It is rapidly becoming apparent that most people don’t understand dealing with a pandemic, or the transition from pandemic to endemic illness. The odds of crushing this out the way that SARS or MERS were dealt with in the past are nonexistent now – C19 is with us to stay. The flip side is that with the omicron variant, we are seeing a less deadly form, which is what evolution would predict – after all, an organism that kills its host hasn’t got long to live itself. C19 was not “just like the flu” in its original forms, but it is becoming more like the flu – which is to say, we have a vaccine against it, and we have treatments for it if you catch it, and it is still deadly to those with underlying health issues or compromised immune systems, but it should not be lethal for the majority of the population if properly dealt with.
At least, that’s what could be the case. We would still need the Pfizer treatment to be as cheap and effective as, say, tamiflu. And we would need the vaccines to remain efficacious or quickly updatable, with the expectation that you’ll get the shot every year, same as a flu shot. And some people will get it, but it will be treatable with bed rest and hot liquids and the tamiflu equivalent, and it will not tax the health care system for them to recover at home.
Because all along, that has been the principal limiting factor: does the health care system have the capacity to absorb C19 patients? It has the capacity to absorb flu patients, and if C19 becomes the flu, that capacity is still there. If hospital ICUs and ERs are still filling with patients who require intubation and monoclonal antibodies and extreme care, then it is not the flu yet and we still have a problem that requires extreme measures. At this point, it’s not about wiping out C19, it’s about eliminating the need for these extreme measures.

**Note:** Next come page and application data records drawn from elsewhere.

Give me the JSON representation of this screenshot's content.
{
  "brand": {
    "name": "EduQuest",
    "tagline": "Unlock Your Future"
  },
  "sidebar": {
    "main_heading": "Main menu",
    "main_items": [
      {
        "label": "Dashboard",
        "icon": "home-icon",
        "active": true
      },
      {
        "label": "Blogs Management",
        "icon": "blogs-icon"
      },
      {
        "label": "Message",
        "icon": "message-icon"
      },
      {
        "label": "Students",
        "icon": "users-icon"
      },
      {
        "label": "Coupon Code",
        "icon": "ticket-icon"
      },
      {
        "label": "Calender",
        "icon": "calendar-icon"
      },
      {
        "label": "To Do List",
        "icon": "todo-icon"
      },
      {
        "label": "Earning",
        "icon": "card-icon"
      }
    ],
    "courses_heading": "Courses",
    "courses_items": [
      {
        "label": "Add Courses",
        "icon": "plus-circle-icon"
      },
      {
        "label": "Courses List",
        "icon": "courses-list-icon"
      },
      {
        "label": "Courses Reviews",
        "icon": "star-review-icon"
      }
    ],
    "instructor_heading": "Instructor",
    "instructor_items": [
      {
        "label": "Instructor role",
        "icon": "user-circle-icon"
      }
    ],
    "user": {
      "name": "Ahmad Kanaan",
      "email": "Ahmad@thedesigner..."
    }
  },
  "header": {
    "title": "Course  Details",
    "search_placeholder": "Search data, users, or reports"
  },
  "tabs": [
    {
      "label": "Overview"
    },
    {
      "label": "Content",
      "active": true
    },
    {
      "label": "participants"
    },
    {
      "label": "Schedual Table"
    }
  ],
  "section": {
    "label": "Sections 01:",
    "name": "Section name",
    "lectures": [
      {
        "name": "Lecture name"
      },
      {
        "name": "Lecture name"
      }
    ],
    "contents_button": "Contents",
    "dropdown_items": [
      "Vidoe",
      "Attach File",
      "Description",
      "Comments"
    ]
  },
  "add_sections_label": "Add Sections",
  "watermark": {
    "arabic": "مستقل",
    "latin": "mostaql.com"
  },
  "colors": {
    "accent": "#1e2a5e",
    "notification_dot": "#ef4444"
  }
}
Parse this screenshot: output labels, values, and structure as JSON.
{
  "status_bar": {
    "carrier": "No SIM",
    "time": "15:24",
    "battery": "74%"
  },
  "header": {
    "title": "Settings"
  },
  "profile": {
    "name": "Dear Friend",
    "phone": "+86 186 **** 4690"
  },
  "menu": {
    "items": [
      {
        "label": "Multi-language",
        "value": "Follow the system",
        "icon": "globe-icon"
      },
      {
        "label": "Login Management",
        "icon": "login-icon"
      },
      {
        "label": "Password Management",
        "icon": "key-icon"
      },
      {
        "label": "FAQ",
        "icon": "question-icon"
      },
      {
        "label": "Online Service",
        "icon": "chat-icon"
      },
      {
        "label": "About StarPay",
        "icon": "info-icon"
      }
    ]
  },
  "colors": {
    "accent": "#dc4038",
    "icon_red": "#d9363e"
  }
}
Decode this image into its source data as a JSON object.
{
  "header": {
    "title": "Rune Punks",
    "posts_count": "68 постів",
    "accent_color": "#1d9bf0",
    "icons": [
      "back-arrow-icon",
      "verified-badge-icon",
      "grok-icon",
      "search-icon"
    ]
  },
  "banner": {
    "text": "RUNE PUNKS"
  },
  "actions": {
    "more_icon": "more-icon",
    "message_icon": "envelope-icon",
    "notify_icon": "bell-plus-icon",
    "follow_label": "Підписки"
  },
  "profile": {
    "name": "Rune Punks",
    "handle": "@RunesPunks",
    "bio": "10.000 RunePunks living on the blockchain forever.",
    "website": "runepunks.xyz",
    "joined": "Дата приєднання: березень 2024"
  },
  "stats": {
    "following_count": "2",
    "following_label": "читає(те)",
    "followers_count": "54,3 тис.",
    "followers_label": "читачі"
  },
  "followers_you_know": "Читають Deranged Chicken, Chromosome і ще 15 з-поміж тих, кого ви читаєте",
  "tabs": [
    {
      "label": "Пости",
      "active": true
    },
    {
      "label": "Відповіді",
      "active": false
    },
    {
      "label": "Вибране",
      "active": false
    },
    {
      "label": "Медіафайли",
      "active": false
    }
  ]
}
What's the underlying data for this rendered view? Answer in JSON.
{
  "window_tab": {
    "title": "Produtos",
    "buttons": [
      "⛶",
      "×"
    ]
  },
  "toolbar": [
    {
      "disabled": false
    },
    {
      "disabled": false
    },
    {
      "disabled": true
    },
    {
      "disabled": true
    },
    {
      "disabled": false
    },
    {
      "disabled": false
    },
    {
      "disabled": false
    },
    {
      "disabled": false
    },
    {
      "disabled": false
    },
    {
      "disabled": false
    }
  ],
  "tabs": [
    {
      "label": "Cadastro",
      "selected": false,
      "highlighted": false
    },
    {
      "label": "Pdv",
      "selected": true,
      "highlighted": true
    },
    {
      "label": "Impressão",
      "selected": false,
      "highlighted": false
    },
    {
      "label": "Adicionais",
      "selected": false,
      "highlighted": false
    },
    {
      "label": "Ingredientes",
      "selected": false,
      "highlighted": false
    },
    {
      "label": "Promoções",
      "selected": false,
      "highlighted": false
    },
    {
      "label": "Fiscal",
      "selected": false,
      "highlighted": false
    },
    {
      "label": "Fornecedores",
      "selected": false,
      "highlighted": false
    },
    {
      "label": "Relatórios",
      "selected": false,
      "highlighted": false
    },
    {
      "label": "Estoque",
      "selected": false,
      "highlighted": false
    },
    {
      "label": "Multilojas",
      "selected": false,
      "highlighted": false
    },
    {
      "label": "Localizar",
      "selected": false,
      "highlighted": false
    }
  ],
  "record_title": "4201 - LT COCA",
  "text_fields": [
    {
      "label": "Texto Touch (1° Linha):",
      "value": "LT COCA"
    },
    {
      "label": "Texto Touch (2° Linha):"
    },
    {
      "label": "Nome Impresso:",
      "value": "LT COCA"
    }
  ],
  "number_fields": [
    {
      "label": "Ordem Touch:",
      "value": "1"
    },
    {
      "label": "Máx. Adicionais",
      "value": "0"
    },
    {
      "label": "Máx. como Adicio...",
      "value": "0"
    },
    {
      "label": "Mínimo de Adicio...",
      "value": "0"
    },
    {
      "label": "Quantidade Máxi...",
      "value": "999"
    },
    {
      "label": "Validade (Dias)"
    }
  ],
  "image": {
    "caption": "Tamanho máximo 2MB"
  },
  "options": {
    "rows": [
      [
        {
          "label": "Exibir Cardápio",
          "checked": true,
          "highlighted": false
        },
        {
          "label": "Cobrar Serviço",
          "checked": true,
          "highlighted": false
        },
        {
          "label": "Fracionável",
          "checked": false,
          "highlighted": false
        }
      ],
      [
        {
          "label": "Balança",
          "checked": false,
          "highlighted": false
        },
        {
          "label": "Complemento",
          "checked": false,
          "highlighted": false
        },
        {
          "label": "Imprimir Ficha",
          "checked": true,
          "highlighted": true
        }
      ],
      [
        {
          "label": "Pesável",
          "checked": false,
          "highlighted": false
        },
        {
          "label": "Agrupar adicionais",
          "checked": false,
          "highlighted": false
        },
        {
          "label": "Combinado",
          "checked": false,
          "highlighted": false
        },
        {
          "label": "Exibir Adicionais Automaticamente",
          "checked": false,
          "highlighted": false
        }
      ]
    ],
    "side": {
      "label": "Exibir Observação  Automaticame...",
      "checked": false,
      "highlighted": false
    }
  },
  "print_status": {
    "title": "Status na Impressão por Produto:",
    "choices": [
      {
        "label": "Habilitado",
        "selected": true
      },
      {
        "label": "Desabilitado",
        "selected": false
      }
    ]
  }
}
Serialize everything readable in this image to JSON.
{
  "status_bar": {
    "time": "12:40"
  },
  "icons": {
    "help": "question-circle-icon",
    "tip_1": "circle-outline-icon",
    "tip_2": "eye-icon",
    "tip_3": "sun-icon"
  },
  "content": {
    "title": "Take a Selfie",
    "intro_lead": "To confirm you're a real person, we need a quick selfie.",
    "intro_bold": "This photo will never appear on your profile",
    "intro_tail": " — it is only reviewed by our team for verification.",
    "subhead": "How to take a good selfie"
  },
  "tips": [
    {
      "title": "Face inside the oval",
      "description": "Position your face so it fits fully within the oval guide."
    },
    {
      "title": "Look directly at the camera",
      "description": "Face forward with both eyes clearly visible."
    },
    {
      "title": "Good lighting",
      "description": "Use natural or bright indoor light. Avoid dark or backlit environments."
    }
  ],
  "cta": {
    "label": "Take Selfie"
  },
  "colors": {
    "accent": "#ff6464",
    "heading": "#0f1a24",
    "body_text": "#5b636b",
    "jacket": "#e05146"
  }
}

And right now that is not a difficult proposition. Wash your hands, wear a mask, ESPECIALLY wear a mask if you think you might be coming down with something – which people in Asia and Asian people in the Bay Area have done for decades, seeing people in face masks at the farmer’s market in winter was a totally unremarkable event before 2020 – and either create social distancing indoors or require a mask in environments that are crowded and conducive to spreading colds, like aircraft for instance. I can’t remember a flight I took between 2005 and 2016 that didn’t have a sinus infection concerned in it somewhere after.
It’s not about making C19 go away, that ship has sailed. Now it’s about lowering the impact on public health, such that fewer people get it badly enough to require hospitalization and that the people with other things – stroke, heart attack, broken leg, transplant, cancer – aren’t driven out of the hospital by the volume of C19 patients. We should probably stop using percentage positive as the metric for remediate measures and start using “percentage of area excess hospital capacity available”. If all the hospitals within 100 miles of you are full up, it’s mandatory masks everywhere and we’re gonna play games in empty arenas until it throttles back down.
And above all, it’s time to make the vaccine pass a thing. If you have three shots, you can pretty much go anywhere. If you don’t, you’re going to have to take extra measures and there may be limits on where you can sit and what you can do. Probably not forever, possibly not even for very long, but the evidence has proven so far that when you force people to get vaccinated or lose their job, 99% of people will (and let’s face it, there’s no org that’s not better off losing the most recalcitrant 1% of their staff). In a world where you need a measles shot to start college and you need a license and insurance to drive your car and you have to have a blood test to get married, mandating a C19 vaccination for the duration of the pandemic is not outrageous or unreasonable.
Because the objection to the vaccine is in bad faith all the way around. A few years ago, when antivax was mostly the province of Marin hippie parents , conservatives fell about themselves to trumpet the value of the measles shot and demand that students not be able to come to school sick, because it was something to bash their enemies with. Now it’s become a shibboleth of fidelity to stupid-worship, which is all that being a Republican means any more: the worship of stupidity over everything and anything else. It’s long past time for private business to do what governments can’t or won’t: proof of vaccination or you aren’t riding Space Mountain. Proof of vaccination or you can watch the Cowboys and the Bucs on TV. Proof of vaccination or your kids will make you FaceTime instead of bouncing the grandchild on your knee.
The fundamental flaw of the 21st century is that we gave up on any idea that living in a society requires responsibility and that you can’t do whatever you want, whenever you want. If people wouldn’t sacrifice in the face of the Pentagon and the World Trade Center, they certainly won’t give way for a virus when all the cable news assholes encourage them to believe the Facebook bullshit. And the conservative governments in the UK and elsewhere aren’t calling it fake and throwing open the doors. This is American exceptionalism at its worst, and it’s making me really wish I could get that Irish passport somehow.